When I became a parent, I felt like I was on a treadmill all the time. I wanted to work, spend quality time with my kids, keep active, pay off the mortgage, and please everyone. But I was pleasing no one.
I knew something had to change. I needed more flexibility (and way less stress than my lawyer job).
I wanted to have more control over how my day looked.
I had always loved to write. Writing gave me pleasure. It was creative and allowed me to express ideas and tell powerful stories.
People who know how to write well for digital media — websites, intranets, social media, blogs, e-newsletters — have amazing career opportunities.
Today when you write for work, you need to understand 'digital'. Digital technology is a game-changer for writers and communicators.
People who write for work must know how to:
When I grew up I had four besties. Together we were just like Blyton’s Famous Five. Sure, we didn’t roam the countryside solving mysteries and capturing villains. Golly gosh no! But we did freely roam our cul-de-sac for hours enjoying jolly adventures — at least until dinner time.

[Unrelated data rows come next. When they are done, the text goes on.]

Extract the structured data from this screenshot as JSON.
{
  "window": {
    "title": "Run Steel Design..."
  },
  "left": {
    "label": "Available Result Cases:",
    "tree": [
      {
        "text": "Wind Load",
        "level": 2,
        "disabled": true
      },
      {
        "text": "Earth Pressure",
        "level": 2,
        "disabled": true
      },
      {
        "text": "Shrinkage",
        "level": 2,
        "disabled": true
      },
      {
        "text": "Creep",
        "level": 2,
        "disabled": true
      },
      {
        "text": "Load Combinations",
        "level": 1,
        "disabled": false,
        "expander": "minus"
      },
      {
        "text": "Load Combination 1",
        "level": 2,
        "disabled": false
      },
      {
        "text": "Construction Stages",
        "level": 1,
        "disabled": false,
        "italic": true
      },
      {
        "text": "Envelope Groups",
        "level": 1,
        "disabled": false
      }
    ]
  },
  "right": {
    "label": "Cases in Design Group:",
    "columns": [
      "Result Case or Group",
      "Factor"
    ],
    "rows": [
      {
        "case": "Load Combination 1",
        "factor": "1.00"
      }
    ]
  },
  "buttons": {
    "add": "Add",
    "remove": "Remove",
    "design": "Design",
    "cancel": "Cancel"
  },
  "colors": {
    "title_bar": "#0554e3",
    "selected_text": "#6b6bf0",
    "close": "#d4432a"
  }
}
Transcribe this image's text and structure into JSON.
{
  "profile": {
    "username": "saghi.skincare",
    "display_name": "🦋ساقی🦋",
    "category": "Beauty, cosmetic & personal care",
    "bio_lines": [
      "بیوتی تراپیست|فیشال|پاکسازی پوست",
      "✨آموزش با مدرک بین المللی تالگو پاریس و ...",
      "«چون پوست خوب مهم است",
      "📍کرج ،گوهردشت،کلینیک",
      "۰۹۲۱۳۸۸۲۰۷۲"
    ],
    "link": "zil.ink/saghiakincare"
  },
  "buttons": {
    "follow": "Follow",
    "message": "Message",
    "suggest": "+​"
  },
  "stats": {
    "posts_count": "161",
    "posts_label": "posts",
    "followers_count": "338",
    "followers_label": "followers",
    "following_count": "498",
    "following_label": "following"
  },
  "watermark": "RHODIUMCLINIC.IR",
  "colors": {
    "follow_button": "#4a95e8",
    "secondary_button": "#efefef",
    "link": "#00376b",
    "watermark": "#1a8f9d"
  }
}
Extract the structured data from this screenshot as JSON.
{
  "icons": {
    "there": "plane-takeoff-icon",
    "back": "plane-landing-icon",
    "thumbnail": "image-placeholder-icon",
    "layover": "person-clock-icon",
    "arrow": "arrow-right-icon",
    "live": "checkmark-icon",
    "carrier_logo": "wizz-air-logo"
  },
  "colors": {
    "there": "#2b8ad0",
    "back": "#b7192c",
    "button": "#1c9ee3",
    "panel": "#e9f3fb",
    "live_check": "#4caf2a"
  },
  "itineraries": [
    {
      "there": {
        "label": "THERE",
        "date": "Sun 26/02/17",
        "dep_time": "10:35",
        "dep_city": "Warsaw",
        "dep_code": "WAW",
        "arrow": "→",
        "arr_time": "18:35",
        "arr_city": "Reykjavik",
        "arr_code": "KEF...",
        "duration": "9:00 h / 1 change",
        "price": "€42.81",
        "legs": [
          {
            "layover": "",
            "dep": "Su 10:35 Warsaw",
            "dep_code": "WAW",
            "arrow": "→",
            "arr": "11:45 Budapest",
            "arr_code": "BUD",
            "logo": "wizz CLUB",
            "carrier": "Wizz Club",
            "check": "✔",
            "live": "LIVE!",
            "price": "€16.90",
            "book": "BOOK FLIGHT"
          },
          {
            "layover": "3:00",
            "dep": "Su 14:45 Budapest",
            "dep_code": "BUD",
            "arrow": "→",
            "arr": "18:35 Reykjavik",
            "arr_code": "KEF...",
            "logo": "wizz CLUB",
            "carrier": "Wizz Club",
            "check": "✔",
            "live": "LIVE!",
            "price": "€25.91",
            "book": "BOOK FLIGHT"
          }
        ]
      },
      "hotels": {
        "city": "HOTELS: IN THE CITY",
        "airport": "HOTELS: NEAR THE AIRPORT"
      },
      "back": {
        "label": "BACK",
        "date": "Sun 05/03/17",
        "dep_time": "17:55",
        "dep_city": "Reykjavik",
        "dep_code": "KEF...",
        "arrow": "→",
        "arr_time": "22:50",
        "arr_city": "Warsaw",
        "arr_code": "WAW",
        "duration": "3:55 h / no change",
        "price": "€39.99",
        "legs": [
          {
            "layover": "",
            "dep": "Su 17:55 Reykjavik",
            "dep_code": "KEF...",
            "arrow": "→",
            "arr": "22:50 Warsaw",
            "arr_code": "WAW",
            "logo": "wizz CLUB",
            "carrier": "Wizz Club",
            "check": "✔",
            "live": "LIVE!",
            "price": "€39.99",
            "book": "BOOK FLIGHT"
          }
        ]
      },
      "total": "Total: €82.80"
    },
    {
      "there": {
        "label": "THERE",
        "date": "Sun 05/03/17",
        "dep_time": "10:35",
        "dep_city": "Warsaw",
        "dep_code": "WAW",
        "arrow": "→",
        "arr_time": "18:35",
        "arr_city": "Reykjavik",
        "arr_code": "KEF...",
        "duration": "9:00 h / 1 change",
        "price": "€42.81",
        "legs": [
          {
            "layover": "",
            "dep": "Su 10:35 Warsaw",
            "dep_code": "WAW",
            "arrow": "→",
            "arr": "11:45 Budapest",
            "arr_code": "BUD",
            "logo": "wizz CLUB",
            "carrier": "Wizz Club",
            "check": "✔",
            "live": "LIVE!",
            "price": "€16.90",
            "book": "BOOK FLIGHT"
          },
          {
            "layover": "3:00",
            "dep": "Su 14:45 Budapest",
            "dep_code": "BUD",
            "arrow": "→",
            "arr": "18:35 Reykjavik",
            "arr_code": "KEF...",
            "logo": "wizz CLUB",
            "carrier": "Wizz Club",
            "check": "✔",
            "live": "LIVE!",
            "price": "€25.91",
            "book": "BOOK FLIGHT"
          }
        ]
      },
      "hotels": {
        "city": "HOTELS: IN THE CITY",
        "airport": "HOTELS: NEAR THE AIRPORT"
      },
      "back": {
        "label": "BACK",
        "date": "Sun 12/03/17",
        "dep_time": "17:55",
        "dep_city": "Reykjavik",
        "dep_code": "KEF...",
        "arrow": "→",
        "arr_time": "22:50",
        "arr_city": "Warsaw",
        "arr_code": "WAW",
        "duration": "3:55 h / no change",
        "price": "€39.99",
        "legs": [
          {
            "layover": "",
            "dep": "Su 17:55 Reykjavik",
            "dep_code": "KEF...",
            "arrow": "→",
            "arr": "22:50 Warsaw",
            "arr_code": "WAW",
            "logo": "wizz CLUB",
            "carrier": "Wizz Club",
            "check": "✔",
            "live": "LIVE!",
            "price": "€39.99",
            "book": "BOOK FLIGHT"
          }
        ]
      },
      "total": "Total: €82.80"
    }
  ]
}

After university, we all dispersed into very different jobs — one into journalism, one into strategic planning, one into advertising, one into corporate comms, and I moved from solicitor to information designer.
But in the last five years or so, something funny has happened: all our job descriptions are starting to look the same. Disciplines are merging. My friends and I are doing similar tasks and use the same skillsets.
Attracting and retaining talented staff is a major problem for companies. Last year’s report by recruitment firm Ortus shows that HR worldwide struggles to retain staff, and headhunting is rife.
This report (many like others) pinpoints career development as the greatest incentive for leaving an organisation. So that’s a top reason for offering targeted training to new staff and others.
Training staff in modern writing skills has never been easier.